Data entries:
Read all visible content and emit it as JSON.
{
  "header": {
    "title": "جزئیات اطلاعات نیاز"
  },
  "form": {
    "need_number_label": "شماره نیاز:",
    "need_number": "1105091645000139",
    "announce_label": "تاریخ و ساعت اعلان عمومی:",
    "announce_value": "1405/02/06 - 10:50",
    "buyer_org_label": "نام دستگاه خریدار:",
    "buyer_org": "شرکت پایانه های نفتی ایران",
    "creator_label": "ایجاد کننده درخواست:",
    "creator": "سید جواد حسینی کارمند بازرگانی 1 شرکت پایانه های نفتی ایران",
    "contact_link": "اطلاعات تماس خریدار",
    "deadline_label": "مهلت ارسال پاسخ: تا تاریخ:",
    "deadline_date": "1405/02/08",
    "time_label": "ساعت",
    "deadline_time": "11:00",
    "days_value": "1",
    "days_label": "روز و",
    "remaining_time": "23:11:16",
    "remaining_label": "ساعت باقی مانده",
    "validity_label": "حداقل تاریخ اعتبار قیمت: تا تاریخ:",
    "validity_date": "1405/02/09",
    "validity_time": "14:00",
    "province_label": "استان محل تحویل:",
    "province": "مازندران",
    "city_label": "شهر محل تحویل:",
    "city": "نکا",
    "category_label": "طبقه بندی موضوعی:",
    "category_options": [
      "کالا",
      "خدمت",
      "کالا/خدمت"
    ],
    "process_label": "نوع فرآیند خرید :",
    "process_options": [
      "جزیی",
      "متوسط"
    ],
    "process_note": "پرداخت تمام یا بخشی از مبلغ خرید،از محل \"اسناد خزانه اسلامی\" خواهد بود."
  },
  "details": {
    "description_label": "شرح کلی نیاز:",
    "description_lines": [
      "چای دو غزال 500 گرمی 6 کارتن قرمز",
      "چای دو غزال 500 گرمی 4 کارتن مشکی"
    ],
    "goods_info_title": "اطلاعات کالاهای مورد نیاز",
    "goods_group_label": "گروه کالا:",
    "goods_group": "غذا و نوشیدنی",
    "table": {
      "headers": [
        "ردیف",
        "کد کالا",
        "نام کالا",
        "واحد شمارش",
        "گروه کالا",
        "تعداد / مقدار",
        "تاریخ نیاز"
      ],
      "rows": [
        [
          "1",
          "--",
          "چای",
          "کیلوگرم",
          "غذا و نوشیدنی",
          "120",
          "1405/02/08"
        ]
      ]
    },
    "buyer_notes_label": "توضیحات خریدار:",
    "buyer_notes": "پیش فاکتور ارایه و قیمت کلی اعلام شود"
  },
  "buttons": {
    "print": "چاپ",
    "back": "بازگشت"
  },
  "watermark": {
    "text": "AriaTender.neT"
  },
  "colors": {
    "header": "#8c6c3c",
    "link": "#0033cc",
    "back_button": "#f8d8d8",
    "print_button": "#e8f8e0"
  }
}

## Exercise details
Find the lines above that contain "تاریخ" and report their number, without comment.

## Answer
4